━━━━━ Information given
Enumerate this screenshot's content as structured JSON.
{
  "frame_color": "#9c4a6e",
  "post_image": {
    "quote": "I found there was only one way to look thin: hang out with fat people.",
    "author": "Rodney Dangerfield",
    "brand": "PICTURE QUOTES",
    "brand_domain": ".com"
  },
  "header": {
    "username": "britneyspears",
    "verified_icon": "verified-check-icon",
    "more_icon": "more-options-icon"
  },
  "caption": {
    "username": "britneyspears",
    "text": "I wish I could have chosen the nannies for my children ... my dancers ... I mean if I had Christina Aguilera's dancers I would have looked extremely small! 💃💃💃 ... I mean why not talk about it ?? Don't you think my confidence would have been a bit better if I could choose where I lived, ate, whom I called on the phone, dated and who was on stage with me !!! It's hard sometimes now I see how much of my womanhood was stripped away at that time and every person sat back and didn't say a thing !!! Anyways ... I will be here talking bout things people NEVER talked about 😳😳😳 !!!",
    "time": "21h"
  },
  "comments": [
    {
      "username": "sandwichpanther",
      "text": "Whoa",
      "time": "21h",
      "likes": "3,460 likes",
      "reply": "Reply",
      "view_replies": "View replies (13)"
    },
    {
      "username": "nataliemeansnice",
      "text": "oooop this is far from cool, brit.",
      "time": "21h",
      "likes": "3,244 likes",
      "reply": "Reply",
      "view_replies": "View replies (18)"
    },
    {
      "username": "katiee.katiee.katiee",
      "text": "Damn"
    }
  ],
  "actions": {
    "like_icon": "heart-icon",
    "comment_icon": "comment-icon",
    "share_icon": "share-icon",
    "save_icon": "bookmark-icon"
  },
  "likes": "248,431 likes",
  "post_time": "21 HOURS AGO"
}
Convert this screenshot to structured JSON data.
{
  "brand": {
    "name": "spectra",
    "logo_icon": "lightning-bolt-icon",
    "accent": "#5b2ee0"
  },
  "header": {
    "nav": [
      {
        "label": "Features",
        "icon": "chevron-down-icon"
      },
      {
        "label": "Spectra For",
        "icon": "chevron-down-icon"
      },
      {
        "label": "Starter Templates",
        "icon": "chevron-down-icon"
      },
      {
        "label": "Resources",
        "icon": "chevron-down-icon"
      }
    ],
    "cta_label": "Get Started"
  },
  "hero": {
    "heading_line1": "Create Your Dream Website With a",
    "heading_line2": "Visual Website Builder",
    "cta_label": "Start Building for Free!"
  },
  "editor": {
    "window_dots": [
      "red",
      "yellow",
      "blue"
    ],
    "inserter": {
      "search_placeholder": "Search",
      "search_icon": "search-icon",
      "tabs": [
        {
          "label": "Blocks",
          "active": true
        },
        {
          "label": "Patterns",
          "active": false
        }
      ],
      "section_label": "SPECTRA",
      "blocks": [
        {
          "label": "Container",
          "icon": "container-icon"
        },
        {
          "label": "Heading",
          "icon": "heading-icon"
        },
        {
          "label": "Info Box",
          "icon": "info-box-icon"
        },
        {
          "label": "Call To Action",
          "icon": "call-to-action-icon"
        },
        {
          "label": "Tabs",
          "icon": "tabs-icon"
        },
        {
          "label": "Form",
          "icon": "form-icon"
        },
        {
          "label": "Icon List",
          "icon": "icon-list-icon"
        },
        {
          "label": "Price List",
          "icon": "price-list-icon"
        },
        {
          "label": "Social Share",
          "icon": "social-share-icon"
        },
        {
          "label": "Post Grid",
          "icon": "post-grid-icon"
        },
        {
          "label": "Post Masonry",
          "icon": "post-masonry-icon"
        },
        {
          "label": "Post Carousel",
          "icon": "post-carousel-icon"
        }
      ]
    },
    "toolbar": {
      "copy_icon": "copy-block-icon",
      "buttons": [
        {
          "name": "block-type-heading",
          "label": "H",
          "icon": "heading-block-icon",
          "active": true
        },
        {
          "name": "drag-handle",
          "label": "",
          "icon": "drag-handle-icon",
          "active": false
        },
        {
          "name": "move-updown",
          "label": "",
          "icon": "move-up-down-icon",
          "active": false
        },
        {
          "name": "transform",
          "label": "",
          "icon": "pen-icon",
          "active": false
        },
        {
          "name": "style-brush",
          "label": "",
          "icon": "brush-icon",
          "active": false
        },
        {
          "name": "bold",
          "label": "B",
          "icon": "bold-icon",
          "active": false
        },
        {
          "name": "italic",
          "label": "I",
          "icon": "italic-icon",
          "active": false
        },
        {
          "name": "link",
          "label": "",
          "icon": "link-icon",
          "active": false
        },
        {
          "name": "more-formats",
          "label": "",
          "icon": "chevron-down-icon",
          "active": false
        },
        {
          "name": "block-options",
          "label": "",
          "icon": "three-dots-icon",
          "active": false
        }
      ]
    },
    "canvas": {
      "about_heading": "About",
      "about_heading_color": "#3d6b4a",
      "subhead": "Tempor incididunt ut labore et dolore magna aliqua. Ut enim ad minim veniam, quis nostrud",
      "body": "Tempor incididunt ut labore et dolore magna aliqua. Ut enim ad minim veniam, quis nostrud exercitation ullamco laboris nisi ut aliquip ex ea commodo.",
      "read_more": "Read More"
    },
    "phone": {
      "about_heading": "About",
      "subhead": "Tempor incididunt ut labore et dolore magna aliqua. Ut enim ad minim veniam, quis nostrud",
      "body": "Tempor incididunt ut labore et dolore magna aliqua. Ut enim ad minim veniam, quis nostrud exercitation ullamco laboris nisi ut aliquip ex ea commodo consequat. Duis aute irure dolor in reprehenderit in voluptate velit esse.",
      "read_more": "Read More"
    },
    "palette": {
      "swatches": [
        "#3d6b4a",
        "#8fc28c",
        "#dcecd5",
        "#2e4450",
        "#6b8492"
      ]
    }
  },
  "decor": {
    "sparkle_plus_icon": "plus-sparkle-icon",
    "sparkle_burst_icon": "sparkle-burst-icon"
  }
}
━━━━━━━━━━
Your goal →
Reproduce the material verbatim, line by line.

Task solution →
Enumerate this screenshot's content as structured JSON.
{
  "frame_color": "#9c4a6e",
  "post_image": {
    "quote": "I found there was only one way to look thin: hang out with fat people.",
    "author": "Rodney Dangerfield",
    "brand": "PICTURE QUOTES",
    "brand_domain": ".com"
  },
  "header": {
    "username": "britneyspears",
    "verified_icon": "verified-check-icon",
    "more_icon": "more-options-icon"
  },
  "caption": {
    "username": "britneyspears",
    "text": "I wish I could have chosen the nannies for my children ... my dancers ... I mean if I had Christina Aguilera's dancers I would have looked extremely small! 💃💃💃 ... I mean why not talk about it ?? Don't you think my confidence would have been a bit better if I could choose where I lived, ate, whom I called on the phone, dated and who was on stage with me !!! It's hard sometimes now I see how much of my womanhood was stripped away at that time and every person sat back and didn't say a thing !!! Anyways ... I will be here talking bout things people NEVER talked about 😳😳😳 !!!",
    "time": "21h"
  },
  "comments": [
    {
      "username": "sandwichpanther",
      "text": "Whoa",
      "time": "21h",
      "likes": "3,460 likes",
      "reply": "Reply",
      "view_replies": "View replies (13)"
    },
    {
      "username": "nataliemeansnice",
      "text": "oooop this is far from cool, brit.",
      "time": "21h",
      "likes": "3,244 likes",
      "reply": "Reply",
      "view_replies": "View replies (18)"
    },
    {
      "username": "katiee.katiee.katiee",
      "text": "Damn"
    }
  ],
  "actions": {
    "like_icon": "heart-icon",
    "comment_icon": "comment-icon",
    "share_icon": "share-icon",
    "save_icon": "bookmark-icon"
  },
  "likes": "248,431 likes",
  "post_time": "21 HOURS AGO"
}
Convert this screenshot to structured JSON data.
{
  "brand": {
    "name": "spectra",
    "logo_icon": "lightning-bolt-icon",
    "accent": "#5b2ee0"
  },
  "header": {
    "nav": [
      {
        "label": "Features",
        "icon": "chevron-down-icon"
      },
      {
        "label": "Spectra For",
        "icon": "chevron-down-icon"
      },
      {
        "label": "Starter Templates",
        "icon": "chevron-down-icon"
      },
      {
        "label": "Resources",
        "icon": "chevron-down-icon"
      }
    ],
    "cta_label": "Get Started"
  },
  "hero": {
    "heading_line1": "Create Your Dream Website With a",
    "heading_line2": "Visual Website Builder",
    "cta_label": "Start Building for Free!"
  },
  "editor": {
    "window_dots": [
      "red",
      "yellow",
      "blue"
    ],
    "inserter": {
      "search_placeholder": "Search",
      "search_icon": "search-icon",
      "tabs": [
        {
          "label": "Blocks",
          "active": true
        },
        {
          "label": "Patterns",
          "active": false
        }
      ],
      "section_label": "SPECTRA",
      "blocks": [
        {
          "label": "Container",
          "icon": "container-icon"
        },
        {
          "label": "Heading",
          "icon": "heading-icon"
        },
        {
          "label": "Info Box",
          "icon": "info-box-icon"
        },
        {
          "label": "Call To Action",
          "icon": "call-to-action-icon"
        },
        {
          "label": "Tabs",
          "icon": "tabs-icon"
        },
        {
          "label": "Form",
          "icon": "form-icon"
        },
        {
          "label": "Icon List",
          "icon": "icon-list-icon"
        },
        {
          "label": "Price List",
          "icon": "price-list-icon"
        },
        {
          "label": "Social Share",
          "icon": "social-share-icon"
        },
        {
          "label": "Post Grid",
          "icon": "post-grid-icon"
        },
        {
          "label": "Post Masonry",
          "icon": "post-masonry-icon"
        },
        {
          "label": "Post Carousel",
          "icon": "post-carousel-icon"
        }
      ]
    },
    "toolbar": {
      "copy_icon": "copy-block-icon",
      "buttons": [
        {
          "name": "block-type-heading",
          "label": "H",
          "icon": "heading-block-icon",
          "active": true
        },
        {
          "name": "drag-handle",
          "label": "",
          "icon": "drag-handle-icon",
          "active": false
        },
        {
          "name": "move-updown",
          "label": "",
          "icon": "move-up-down-icon",
          "active": false
        },
        {
          "name": "transform",
          "label": "",
          "icon": "pen-icon",
          "active": false
        },
        {
          "name": "style-brush",
          "label": "",
          "icon": "brush-icon",
          "active": false
        },
        {
          "name": "bold",
          "label": "B",
          "icon": "bold-icon",
          "active": false
        },
        {
          "name": "italic",
          "label": "I",
          "icon": "italic-icon",
          "active": false
        },
        {
          "name": "link",
          "label": "",
          "icon": "link-icon",
          "active": false
        },
        {
          "name": "more-formats",
          "label": "",
          "icon": "chevron-down-icon",
          "active": false
        },
        {
          "name": "block-options",
          "label": "",
          "icon": "three-dots-icon",
          "active": false
        }
      ]
    },
    "canvas": {
      "about_heading": "About",
      "about_heading_color": "#3d6b4a",
      "subhead": "Tempor incididunt ut labore et dolore magna aliqua. Ut enim ad minim veniam, quis nostrud",
      "body": "Tempor incididunt ut labore et dolore magna aliqua. Ut enim ad minim veniam, quis nostrud exercitation ullamco laboris nisi ut aliquip ex ea commodo.",
      "read_more": "Read More"
    },
    "phone": {
      "about_heading": "About",
      "subhead": "Tempor incididunt ut labore et dolore magna aliqua. Ut enim ad minim veniam, quis nostrud",
      "body": "Tempor incididunt ut labore et dolore magna aliqua. Ut enim ad minim veniam, quis nostrud exercitation ullamco laboris nisi ut aliquip ex ea commodo consequat. Duis aute irure dolor in reprehenderit in voluptate velit esse.",
      "read_more": "Read More"
    },
    "palette": {
      "swatches": [
        "#3d6b4a",
        "#8fc28c",
        "#dcecd5",
        "#2e4450",
        "#6b8492"
      ]
    }
  },
  "decor": {
    "sparkle_plus_icon": "plus-sparkle-icon",
    "sparkle_burst_icon": "sparkle-burst-icon"
  }
}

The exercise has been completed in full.